§ **ASSIGNMENT**: Print all of the records. Exclude the images.

§ **DATA EXTRACTS**:
=== Begin Enclosure ===

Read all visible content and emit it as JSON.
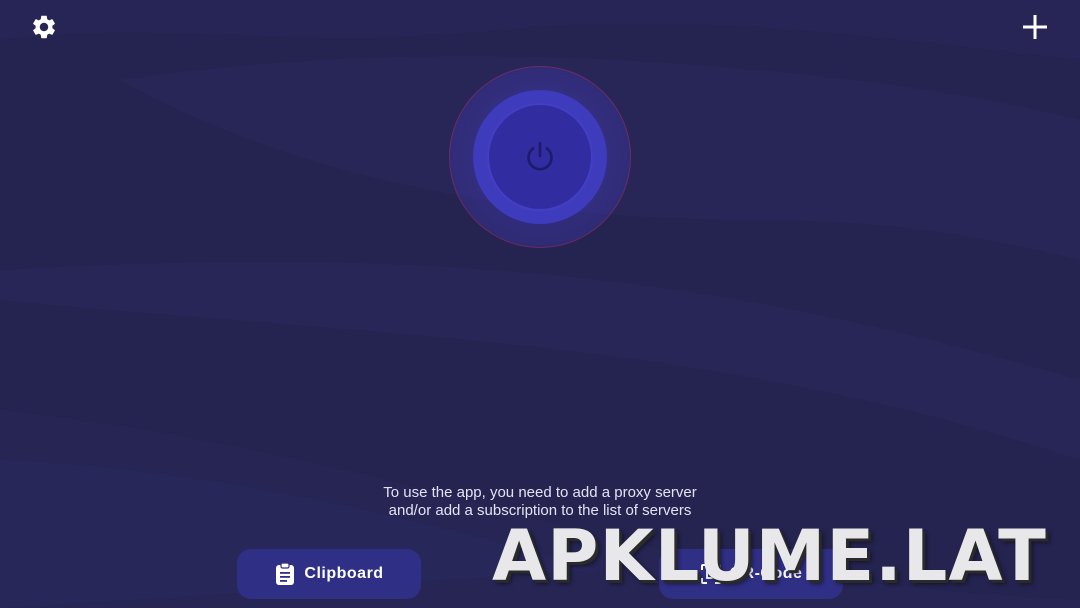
{
  "app": {
    "background_color": "#25234f",
    "accent_color": "#3e3bbd"
  },
  "topbar": {
    "settings_icon": "gear-icon",
    "add_icon": "plus-icon"
  },
  "power": {
    "icon": "power-icon"
  },
  "message": {
    "text": "To use the app, you need to add a proxy server and/or add a subscription to the list of servers"
  },
  "actions": {
    "clipboard": {
      "label": "Clipboard",
      "icon": "clipboard-icon"
    },
    "qr": {
      "label": "QR-Code",
      "icon": "qr-scan-icon"
    }
  },
  "watermark": {
    "text": "APKLUME.LAT"
  }
}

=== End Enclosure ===

§ **SOLVED EXERCISE**:
Read all visible content and emit it as JSON.
{
  "app": {
    "background_color": "#25234f",
    "accent_color": "#3e3bbd"
  },
  "topbar": {
    "settings_icon": "gear-icon",
    "add_icon": "plus-icon"
  },
  "power": {
    "icon": "power-icon"
  },
  "message": {
    "text": "To use the app, you need to add a proxy server and/or add a subscription to the list of servers"
  },
  "actions": {
    "clipboard": {
      "label": "Clipboard",
      "icon": "clipboard-icon"
    },
    "qr": {
      "label": "QR-Code",
      "icon": "qr-scan-icon"
    }
  },
  "watermark": {
    "text": "APKLUME.LAT"
  }
}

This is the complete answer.